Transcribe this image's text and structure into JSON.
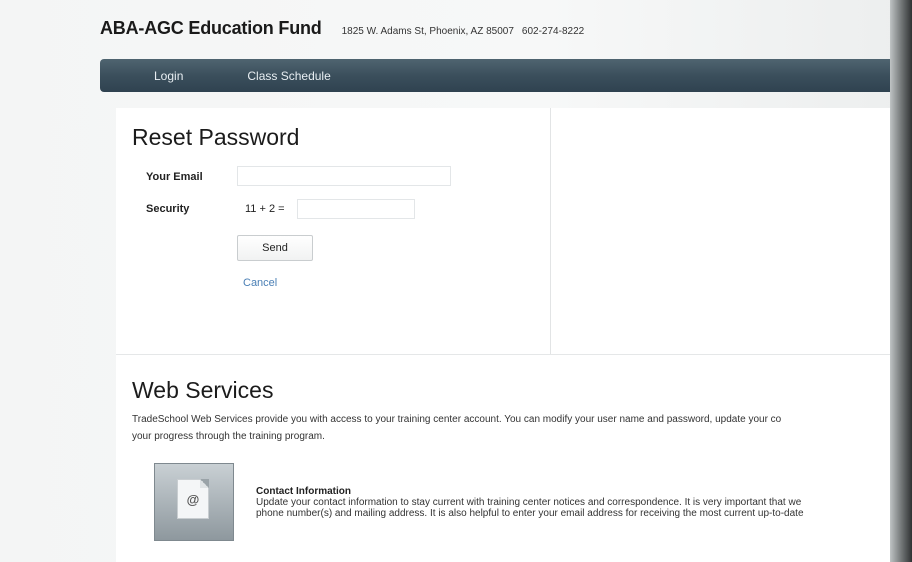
{
  "header": {
    "org_name": "ABA-AGC Education Fund",
    "address": "1825 W. Adams St, Phoenix, AZ 85007",
    "phone": "602-274-8222"
  },
  "nav": {
    "items": [
      {
        "label": "Login"
      },
      {
        "label": "Class Schedule"
      }
    ]
  },
  "reset": {
    "title": "Reset Password",
    "email_label": "Your Email",
    "email_value": "",
    "security_label": "Security",
    "security_question": "11 + 2  =",
    "security_value": "",
    "send_label": "Send",
    "cancel_label": "Cancel"
  },
  "web_services": {
    "title": "Web Services",
    "description_line1": "TradeSchool Web Services provide you with access to your training center account. You can modify your user name and password, update your co",
    "description_line2": "your progress through the training program.",
    "items": [
      {
        "title": "Contact Information",
        "icon": "at-document-icon",
        "line1": "Update your contact information to stay current with training center notices and correspondence. It is very important that we",
        "line2": "phone number(s) and mailing address. It is also helpful to enter your email address for receiving the most current up-to-date"
      }
    ]
  },
  "colors": {
    "nav_bg": "#3b4f5c",
    "link": "#4a7fb5"
  }
}
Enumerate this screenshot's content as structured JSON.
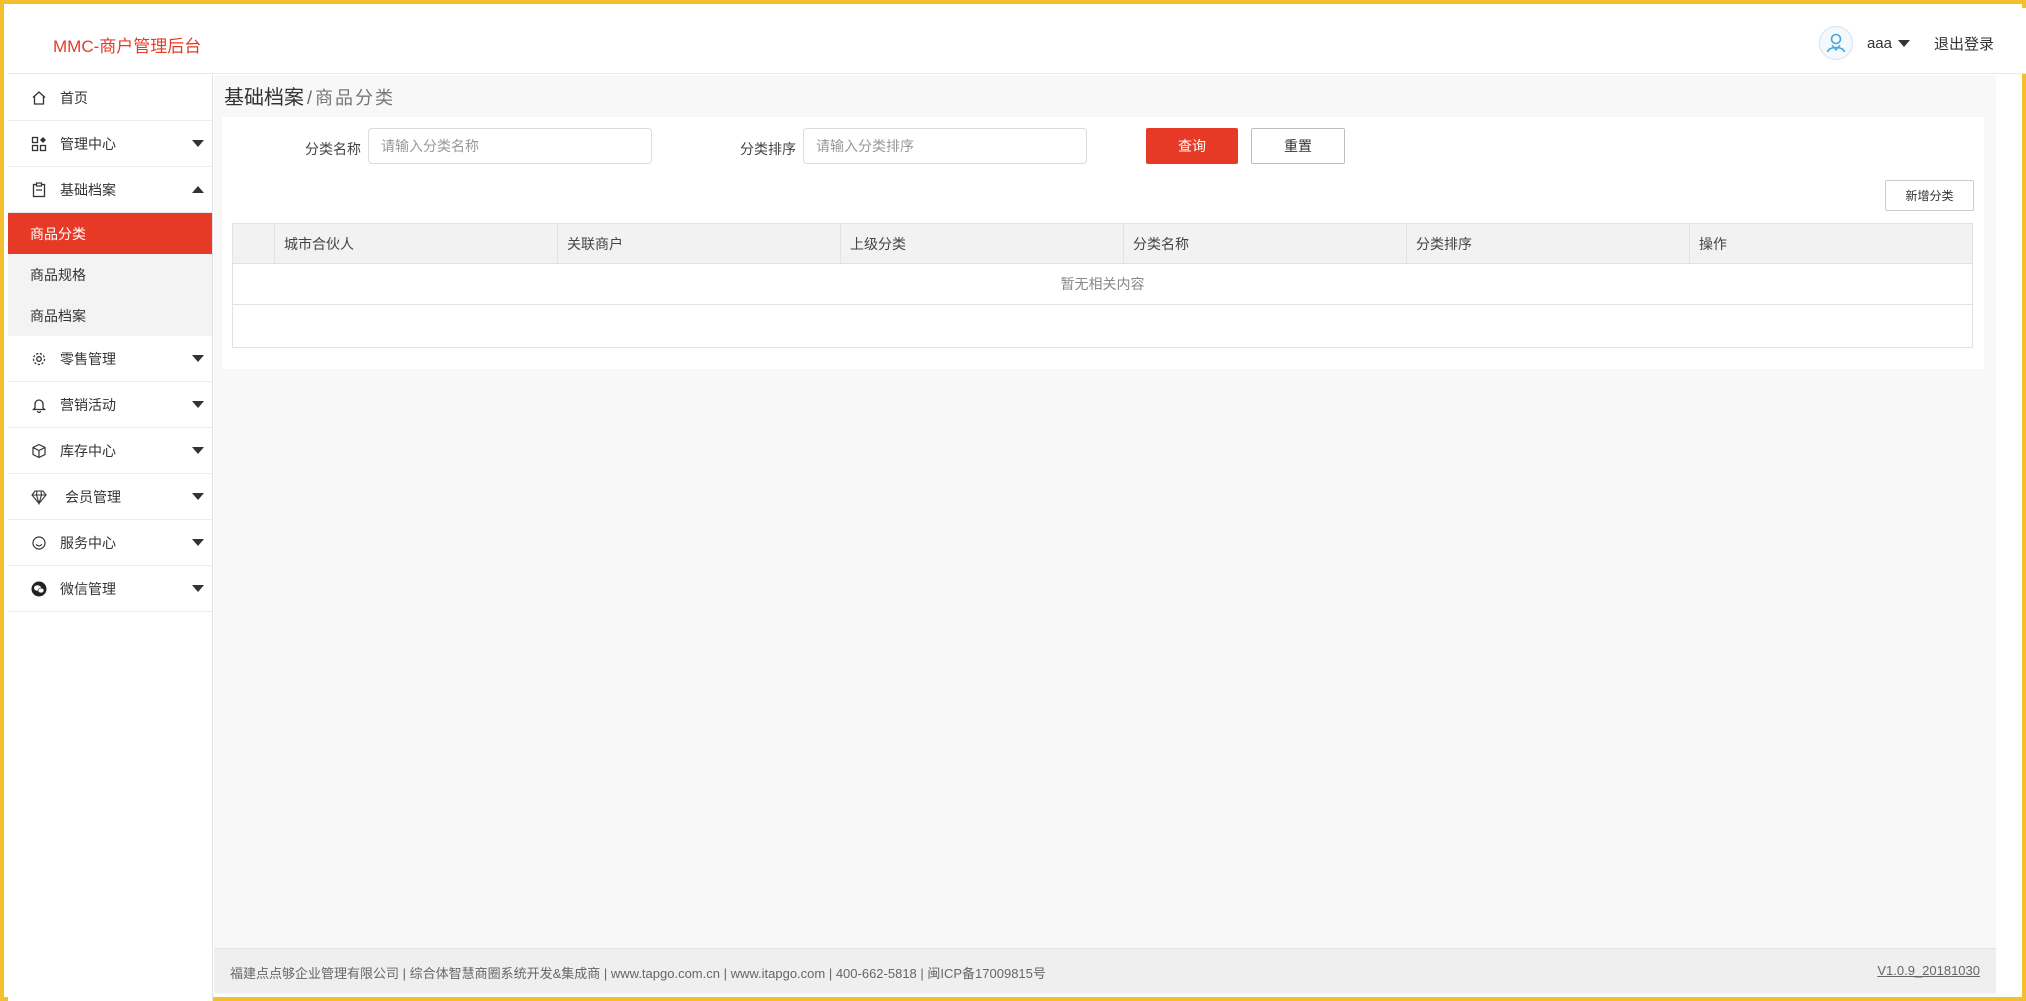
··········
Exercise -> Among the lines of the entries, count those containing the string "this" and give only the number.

Solved exercise -> 2